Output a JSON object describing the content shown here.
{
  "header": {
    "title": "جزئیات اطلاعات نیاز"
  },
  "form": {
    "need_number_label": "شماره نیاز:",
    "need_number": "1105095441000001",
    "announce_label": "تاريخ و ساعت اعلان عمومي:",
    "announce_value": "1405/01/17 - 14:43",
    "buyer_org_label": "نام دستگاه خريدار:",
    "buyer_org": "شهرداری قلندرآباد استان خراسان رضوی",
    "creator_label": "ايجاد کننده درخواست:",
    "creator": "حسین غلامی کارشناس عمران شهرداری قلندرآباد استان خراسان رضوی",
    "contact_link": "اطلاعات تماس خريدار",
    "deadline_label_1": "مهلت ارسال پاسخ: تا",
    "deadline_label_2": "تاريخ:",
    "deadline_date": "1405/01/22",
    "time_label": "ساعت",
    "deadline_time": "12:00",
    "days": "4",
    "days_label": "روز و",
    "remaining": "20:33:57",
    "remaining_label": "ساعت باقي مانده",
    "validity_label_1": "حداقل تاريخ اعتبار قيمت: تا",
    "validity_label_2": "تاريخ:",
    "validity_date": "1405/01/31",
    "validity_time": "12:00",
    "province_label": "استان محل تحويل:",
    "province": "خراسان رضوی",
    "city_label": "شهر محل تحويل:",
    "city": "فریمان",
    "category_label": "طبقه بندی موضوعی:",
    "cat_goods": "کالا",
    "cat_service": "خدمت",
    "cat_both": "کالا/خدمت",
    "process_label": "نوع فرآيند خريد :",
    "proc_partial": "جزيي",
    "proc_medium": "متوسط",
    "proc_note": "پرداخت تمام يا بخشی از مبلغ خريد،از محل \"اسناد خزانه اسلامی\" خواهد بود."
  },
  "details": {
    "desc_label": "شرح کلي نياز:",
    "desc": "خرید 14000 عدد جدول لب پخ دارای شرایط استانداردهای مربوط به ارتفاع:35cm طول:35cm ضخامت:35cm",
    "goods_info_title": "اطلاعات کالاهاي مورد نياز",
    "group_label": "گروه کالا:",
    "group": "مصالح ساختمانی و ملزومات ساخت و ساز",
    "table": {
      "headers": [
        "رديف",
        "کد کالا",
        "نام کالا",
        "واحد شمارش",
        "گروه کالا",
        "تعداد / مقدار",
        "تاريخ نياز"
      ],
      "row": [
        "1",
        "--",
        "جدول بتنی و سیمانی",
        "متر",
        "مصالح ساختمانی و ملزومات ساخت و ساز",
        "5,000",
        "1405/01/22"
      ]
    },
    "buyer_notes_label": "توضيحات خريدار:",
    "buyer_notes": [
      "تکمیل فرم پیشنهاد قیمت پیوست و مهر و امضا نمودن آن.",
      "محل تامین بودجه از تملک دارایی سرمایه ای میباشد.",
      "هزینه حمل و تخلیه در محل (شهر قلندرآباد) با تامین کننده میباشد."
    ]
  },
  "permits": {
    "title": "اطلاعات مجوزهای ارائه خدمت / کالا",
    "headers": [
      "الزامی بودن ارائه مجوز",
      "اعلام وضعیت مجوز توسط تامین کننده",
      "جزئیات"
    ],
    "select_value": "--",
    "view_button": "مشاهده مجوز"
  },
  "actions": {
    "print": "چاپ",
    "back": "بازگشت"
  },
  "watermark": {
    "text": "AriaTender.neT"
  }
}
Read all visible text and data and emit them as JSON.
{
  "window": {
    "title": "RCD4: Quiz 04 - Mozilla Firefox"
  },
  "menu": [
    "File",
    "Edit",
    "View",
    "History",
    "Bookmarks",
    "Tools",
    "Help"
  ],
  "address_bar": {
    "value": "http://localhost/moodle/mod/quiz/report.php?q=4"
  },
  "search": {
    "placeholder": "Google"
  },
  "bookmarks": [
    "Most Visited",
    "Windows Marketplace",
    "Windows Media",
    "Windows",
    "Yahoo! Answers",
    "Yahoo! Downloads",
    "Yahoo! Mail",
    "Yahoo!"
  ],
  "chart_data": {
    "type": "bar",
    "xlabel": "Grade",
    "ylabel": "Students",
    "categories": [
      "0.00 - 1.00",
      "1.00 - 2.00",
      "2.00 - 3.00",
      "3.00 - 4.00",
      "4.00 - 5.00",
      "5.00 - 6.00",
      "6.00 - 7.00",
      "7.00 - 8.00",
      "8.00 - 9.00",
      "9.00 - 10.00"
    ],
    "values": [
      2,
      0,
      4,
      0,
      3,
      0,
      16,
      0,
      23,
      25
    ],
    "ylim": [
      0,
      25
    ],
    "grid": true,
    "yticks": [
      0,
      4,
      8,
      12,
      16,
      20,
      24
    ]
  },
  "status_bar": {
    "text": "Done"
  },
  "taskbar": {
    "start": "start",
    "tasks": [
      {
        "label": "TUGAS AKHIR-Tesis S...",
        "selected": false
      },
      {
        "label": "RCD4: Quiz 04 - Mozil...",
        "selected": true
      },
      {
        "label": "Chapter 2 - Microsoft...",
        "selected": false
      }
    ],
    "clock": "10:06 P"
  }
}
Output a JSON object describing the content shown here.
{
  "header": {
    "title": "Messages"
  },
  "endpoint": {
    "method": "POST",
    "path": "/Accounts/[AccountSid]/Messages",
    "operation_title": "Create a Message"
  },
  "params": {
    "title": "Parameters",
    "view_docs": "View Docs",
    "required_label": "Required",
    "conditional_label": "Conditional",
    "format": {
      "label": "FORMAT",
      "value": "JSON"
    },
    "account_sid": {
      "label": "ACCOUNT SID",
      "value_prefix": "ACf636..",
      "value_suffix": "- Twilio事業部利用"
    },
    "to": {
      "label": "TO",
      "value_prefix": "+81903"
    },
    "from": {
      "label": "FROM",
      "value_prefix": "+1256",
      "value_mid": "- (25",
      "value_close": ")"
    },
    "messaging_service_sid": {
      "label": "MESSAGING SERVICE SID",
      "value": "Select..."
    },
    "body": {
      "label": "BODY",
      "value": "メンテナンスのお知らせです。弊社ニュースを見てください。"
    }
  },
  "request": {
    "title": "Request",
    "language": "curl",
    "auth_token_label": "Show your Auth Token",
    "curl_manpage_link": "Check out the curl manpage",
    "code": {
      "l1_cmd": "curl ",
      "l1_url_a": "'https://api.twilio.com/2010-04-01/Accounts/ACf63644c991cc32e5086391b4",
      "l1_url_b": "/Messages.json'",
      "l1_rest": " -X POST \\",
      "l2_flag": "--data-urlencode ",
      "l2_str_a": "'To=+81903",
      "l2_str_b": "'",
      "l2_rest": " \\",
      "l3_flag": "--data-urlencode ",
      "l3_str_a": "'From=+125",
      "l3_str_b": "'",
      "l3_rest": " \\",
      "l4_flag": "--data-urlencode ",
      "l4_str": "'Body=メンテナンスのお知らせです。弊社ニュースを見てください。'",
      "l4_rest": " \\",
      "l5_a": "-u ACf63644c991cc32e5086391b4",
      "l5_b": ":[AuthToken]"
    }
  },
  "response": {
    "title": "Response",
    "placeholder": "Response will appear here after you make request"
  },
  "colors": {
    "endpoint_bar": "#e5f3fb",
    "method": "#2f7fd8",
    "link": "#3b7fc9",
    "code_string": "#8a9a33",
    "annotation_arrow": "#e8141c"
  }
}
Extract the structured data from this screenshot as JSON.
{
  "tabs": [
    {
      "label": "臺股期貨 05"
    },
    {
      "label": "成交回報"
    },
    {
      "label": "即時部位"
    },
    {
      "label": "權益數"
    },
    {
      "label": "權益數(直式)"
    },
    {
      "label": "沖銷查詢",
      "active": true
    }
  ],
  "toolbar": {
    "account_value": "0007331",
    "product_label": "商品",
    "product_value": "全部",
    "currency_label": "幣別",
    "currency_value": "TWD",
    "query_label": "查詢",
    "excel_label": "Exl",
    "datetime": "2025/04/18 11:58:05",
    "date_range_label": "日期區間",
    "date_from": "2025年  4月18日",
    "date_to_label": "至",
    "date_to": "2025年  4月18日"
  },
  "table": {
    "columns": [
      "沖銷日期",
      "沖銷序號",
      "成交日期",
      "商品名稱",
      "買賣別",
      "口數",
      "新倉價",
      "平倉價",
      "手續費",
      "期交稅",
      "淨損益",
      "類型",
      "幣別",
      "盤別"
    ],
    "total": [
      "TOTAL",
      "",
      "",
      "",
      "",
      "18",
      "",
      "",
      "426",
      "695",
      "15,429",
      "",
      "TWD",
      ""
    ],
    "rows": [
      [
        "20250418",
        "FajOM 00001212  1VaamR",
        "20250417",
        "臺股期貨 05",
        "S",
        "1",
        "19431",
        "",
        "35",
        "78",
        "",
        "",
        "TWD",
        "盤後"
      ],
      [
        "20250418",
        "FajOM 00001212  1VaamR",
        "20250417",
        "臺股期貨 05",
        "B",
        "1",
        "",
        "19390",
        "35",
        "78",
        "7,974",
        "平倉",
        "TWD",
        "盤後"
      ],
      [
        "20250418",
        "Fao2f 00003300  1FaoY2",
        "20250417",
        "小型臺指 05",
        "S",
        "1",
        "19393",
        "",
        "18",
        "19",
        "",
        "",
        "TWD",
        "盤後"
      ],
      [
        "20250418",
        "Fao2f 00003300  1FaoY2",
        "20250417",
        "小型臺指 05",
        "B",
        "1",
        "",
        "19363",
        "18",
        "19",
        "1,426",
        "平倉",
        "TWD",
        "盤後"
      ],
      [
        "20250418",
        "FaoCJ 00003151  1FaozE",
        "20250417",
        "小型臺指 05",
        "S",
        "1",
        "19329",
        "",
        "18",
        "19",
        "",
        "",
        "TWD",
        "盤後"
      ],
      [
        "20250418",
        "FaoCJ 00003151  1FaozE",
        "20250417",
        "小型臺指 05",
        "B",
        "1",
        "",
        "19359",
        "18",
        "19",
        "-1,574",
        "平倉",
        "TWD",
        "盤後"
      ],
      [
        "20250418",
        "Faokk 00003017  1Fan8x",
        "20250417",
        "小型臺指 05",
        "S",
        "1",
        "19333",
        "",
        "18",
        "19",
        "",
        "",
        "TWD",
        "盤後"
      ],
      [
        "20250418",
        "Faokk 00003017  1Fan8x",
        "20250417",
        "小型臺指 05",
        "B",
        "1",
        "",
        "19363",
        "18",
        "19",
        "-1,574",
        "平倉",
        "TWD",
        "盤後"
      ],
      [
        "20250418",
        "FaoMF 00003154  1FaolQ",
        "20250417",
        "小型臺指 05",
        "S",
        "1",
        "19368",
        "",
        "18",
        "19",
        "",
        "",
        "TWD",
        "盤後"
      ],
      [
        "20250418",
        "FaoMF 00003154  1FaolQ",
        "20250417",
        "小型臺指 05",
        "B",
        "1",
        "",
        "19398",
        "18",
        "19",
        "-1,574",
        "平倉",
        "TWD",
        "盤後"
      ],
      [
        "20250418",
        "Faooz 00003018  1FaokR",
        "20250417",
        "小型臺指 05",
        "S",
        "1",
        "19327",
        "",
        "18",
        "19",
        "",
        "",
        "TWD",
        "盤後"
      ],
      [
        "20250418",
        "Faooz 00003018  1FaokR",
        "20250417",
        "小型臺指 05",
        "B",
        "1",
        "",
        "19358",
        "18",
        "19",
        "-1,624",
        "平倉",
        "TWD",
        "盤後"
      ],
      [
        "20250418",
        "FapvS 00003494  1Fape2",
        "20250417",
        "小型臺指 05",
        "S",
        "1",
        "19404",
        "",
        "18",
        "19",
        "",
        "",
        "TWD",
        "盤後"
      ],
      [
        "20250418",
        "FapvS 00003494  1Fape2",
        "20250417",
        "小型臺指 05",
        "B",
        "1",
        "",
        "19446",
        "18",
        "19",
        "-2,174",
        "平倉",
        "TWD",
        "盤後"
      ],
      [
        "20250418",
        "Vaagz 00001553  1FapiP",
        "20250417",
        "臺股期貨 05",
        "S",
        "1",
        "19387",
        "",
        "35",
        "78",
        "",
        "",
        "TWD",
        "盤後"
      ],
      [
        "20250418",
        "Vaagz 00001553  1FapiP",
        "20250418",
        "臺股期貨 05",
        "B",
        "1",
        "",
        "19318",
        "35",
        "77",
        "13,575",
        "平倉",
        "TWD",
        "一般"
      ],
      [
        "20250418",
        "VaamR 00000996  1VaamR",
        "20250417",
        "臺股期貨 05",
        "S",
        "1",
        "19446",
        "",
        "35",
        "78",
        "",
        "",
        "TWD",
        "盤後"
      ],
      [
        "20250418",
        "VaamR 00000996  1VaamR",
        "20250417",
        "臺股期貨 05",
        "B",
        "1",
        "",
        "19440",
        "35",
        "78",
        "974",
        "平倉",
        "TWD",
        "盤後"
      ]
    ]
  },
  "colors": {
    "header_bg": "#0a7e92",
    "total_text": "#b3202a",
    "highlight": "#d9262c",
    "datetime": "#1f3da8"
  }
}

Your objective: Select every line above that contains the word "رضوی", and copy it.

Answer:
    "buyer_org": "شهرداری قلندرآباد استان خراسان رضوی",
    "creator": "حسین غلامی کارشناس عمران شهرداری قلندرآباد استان خراسان رضوی",
    "province": "خراسان رضوی",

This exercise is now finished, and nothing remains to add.